Available records:
########################################
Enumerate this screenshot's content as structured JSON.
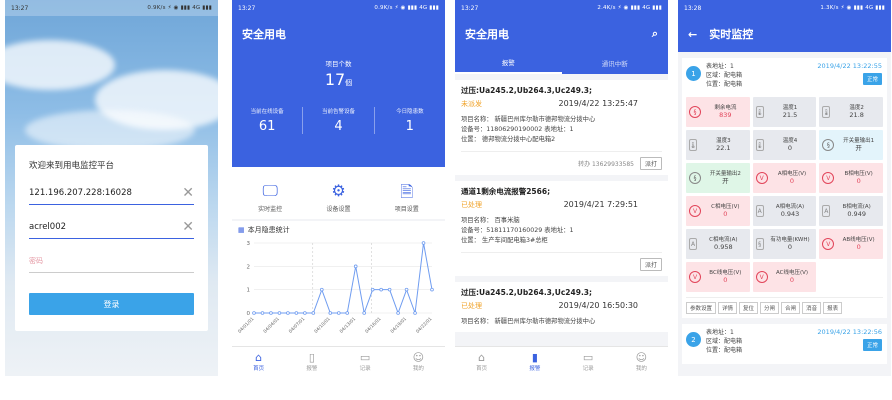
{
  "login": {
    "status_time": "13:27",
    "status_right": "0.9K/s ⚡ ◉ ▮▮▮ 4G ▮▮▮",
    "welcome": "欢迎来到用电监控平台",
    "server": "121.196.207.228:16028",
    "username": "acrel002",
    "password_placeholder": "密码",
    "login_button": "登录"
  },
  "home": {
    "status_time": "13:27",
    "status_right": "0.9K/s ⚡ ◉ ▮▮▮ 4G ▮▮▮",
    "title": "安全用电",
    "count_label": "项目个数",
    "count_value": "17",
    "count_unit": "個",
    "stats": [
      {
        "label": "当前在线设备",
        "value": "61"
      },
      {
        "label": "当前告警设备",
        "value": "4"
      },
      {
        "label": "今日隐患数",
        "value": "1"
      }
    ],
    "menu": [
      {
        "label": "实时监控",
        "icon": "monitor-icon"
      },
      {
        "label": "设备设置",
        "icon": "device-settings-icon"
      },
      {
        "label": "项目设置",
        "icon": "project-settings-icon"
      }
    ],
    "chart_title": "本月隐患统计",
    "tabs": [
      "首页",
      "报警",
      "记录",
      "我的"
    ]
  },
  "chart_data": {
    "type": "line",
    "title": "本月隐患统计",
    "ylim": [
      0,
      3
    ],
    "yticks": [
      "0",
      "1",
      "2",
      "3"
    ],
    "x": [
      "04/01",
      "04/02",
      "04/03",
      "04/04",
      "04/05",
      "04/06",
      "04/07",
      "04/08",
      "04/09",
      "04/10",
      "04/11",
      "04/12",
      "04/13",
      "04/14",
      "04/15",
      "04/16",
      "04/17",
      "04/18",
      "04/19",
      "04/20",
      "04/21",
      "04/22"
    ],
    "xtick_labels": [
      "04/01/01",
      "04/04/01",
      "04/07/01",
      "04/10/01",
      "04/13/01",
      "04/16/01",
      "04/19/01",
      "04/22/01"
    ],
    "values": [
      0,
      0,
      0,
      0,
      0,
      0,
      0,
      0,
      1,
      0,
      0,
      0,
      2,
      0,
      1,
      1,
      1,
      0,
      1,
      0,
      3,
      1
    ],
    "grid": true
  },
  "alarms": {
    "status_time": "13:27",
    "status_right": "2.4K/s ⚡ ◉ ▮▮▮ 4G ▮▮▮",
    "title": "安全用电",
    "subtabs": [
      "报警",
      "通讯中断"
    ],
    "items": [
      {
        "title": "过压:Ua245.2,Ub264.3,Uc249.3;",
        "status": "未派发",
        "time": "2019/4/22 13:25:47",
        "name": "项目名称：   新疆巴州库尔勒市德邦物流分拨中心",
        "device": "设备号：11806290190002 表地址：1",
        "location": "位置：      德邦物流分拨中心配电箱2",
        "footer": "转办   13629933585",
        "btn": "派打"
      },
      {
        "title": "通道1剩余电流报警2566;",
        "status": "已处理",
        "time": "2019/4/21 7:29:51",
        "name": "项目名称：   百事米脑",
        "device": "设备号：51811170160029 表地址：1",
        "location": "位置：      生产车间配电箱3#总柜",
        "footer": "",
        "btn": "派打"
      },
      {
        "title": "过压:Ua245.2,Ub264.3,Uc249.3;",
        "status": "已处理",
        "time": "2019/4/20 16:50:30",
        "name": "项目名称：   新疆巴州库尔勒市德邦物流分拨中心",
        "device": "",
        "location": "",
        "footer": "",
        "btn": ""
      }
    ],
    "tabs": [
      "首页",
      "报警",
      "记录",
      "我的"
    ]
  },
  "monitor": {
    "status_time": "13:28",
    "status_right": "1.3K/s ⚡ ◉ ▮▮▮ 4G ▮▮▮",
    "title": "实时监控",
    "devices": [
      {
        "no": "1",
        "addr": "表地址：1",
        "area": "区域：配电箱",
        "pos": "位置：配电箱",
        "time": "2019/4/22 13:22:55",
        "state": "正常"
      },
      {
        "no": "2",
        "addr": "表地址：1",
        "area": "区域：配电箱",
        "pos": "位置：配电箱",
        "time": "2019/4/22 13:22:56",
        "state": "正常"
      }
    ],
    "sensors": [
      {
        "label": "剩余电流",
        "value": "839",
        "style": "red",
        "glyph": "§"
      },
      {
        "label": "温度1",
        "value": "21.5",
        "style": "gray",
        "glyph": "🌡"
      },
      {
        "label": "温度2",
        "value": "21.8",
        "style": "gray",
        "glyph": "🌡"
      },
      {
        "label": "温度3",
        "value": "22.1",
        "style": "gray",
        "glyph": "🌡"
      },
      {
        "label": "温度4",
        "value": "0",
        "style": "gray",
        "glyph": "🌡"
      },
      {
        "label": "开关量输出1",
        "value": "开",
        "style": "lblue",
        "glyph": "§"
      },
      {
        "label": "开关量输出2",
        "value": "开",
        "style": "green",
        "glyph": "§"
      },
      {
        "label": "A相电压(V)",
        "value": "0",
        "style": "red",
        "glyph": "V"
      },
      {
        "label": "B相电压(V)",
        "value": "0",
        "style": "red",
        "glyph": "V"
      },
      {
        "label": "C相电压(V)",
        "value": "0",
        "style": "red",
        "glyph": "V"
      },
      {
        "label": "A相电流(A)",
        "value": "0.943",
        "style": "gray",
        "glyph": "A"
      },
      {
        "label": "B相电流(A)",
        "value": "0.949",
        "style": "gray",
        "glyph": "A"
      },
      {
        "label": "C相电流(A)",
        "value": "0.958",
        "style": "gray",
        "glyph": "A"
      },
      {
        "label": "有功电量(KWH)",
        "value": "0",
        "style": "gray",
        "glyph": "§"
      },
      {
        "label": "AB线电压(V)",
        "value": "0",
        "style": "red",
        "glyph": "V"
      },
      {
        "label": "BC线电压(V)",
        "value": "0",
        "style": "red",
        "glyph": "V"
      },
      {
        "label": "AC线电压(V)",
        "value": "0",
        "style": "red",
        "glyph": "V"
      }
    ],
    "actions": [
      "参数设置",
      "详情",
      "复位",
      "分闸",
      "合闸",
      "消音",
      "报表"
    ]
  }
}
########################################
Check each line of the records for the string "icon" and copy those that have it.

        "icon": "monitor-icon"
        "icon": "device-settings-icon"
        "icon": "project-settings-icon"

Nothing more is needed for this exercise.